Leif W wrote, quoting me:
>> (except for one nit -- the `[/\]' regex *isn't*
>> portable; you need to write `[\\/]', with the backslash *first* in
> Ahh yes, that was my first guess, but I figured bash-centric, that the
> single quotes prevent the escape, so I had \/, which I thought looked
> too much like a V, so I swapped. :-)
It isn't just the order of the slash and the backslash which matters
here; there are some, arguably broken, regex parsers about, which will
not see a backslash in a char group, unless it is placed first in the
group, so for maximum portability, you need the `[\\/]' syntax.
The other issue is the number of backslashes required to make grep see
one in the first place. As you correctly state, the single quotes
inhibit one level of escaping; this is certainly true of bash, and I

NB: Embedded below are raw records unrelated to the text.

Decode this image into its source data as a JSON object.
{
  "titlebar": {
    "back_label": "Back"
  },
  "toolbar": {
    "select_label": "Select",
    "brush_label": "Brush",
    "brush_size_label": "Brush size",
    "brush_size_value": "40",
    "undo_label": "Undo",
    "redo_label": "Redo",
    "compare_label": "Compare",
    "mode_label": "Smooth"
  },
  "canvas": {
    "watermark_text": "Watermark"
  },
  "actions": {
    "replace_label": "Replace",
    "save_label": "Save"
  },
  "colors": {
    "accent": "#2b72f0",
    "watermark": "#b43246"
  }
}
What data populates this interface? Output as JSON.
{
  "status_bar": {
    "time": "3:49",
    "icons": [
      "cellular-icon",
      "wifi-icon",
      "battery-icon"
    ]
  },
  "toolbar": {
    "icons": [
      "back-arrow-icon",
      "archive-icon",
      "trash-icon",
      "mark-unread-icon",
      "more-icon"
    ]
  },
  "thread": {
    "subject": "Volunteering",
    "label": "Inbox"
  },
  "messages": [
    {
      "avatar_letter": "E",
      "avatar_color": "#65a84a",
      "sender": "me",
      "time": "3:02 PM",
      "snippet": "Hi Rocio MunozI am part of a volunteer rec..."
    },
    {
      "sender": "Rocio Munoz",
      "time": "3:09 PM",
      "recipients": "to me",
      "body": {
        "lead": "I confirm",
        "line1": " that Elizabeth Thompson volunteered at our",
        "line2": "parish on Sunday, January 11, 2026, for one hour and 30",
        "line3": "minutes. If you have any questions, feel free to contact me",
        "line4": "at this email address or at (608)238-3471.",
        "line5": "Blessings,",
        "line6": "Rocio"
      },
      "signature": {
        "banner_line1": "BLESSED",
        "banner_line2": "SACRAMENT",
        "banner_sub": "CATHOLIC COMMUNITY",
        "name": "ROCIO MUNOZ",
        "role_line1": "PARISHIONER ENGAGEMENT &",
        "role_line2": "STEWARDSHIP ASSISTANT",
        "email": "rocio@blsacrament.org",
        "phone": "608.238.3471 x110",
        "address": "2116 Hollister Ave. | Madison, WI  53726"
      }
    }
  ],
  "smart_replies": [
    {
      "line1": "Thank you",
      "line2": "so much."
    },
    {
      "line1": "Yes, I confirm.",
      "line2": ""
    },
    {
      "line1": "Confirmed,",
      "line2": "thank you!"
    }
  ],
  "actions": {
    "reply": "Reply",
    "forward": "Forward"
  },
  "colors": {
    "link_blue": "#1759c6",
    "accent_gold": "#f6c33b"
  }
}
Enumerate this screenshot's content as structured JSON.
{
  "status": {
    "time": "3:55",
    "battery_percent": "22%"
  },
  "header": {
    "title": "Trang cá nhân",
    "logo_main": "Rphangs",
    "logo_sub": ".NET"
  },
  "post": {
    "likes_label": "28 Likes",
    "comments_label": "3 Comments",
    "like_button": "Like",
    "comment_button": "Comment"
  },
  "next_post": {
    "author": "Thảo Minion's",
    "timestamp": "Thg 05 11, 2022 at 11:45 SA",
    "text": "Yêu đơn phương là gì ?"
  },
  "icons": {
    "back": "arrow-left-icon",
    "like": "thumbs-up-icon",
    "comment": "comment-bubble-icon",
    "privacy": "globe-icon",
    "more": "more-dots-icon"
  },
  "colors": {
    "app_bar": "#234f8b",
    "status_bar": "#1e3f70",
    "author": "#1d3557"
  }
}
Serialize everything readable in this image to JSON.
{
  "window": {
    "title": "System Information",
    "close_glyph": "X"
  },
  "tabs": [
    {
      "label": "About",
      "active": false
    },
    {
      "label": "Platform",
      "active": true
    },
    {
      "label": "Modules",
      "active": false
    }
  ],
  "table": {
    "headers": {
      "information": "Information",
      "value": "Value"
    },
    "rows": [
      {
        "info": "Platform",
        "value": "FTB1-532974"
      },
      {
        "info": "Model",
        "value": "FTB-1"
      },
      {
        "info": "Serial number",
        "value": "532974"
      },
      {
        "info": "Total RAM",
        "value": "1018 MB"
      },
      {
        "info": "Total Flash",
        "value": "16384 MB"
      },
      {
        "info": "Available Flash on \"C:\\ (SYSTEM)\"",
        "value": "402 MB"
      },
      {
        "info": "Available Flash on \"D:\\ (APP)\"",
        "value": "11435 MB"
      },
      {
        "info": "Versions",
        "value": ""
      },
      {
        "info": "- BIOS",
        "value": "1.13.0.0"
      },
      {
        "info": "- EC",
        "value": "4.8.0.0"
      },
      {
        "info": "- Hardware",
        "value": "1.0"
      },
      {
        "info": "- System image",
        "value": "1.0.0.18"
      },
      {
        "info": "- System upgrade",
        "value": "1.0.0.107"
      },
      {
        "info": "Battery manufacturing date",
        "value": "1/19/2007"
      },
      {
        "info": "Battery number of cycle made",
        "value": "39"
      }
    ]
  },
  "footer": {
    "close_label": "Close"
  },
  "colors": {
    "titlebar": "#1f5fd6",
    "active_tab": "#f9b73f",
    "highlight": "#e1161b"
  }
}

am not aware of any portability issues to other shells, in this respect.
So, if you pass `[/\]' to grep, wrapped in single quotes at the *shell*
level, grep will indeed see `[/\]'. However, another round of escape
interpretation occurs within grep itself, so that char group reduces
to the pair of characters `/]'; this is missing its closing `]', so
the regex is malformed, and grep should complain.
If you turn it around, to become `[\/]' in the shell, then grep just
sees a char group comprising a solitary `/'; you need `[\\/]' to
have grep see a char group comprising both types of slash.
If you didn't use single quotes around the regex, in the shell, then
you would need `[\\\\/]', to have grep see just one `\' within the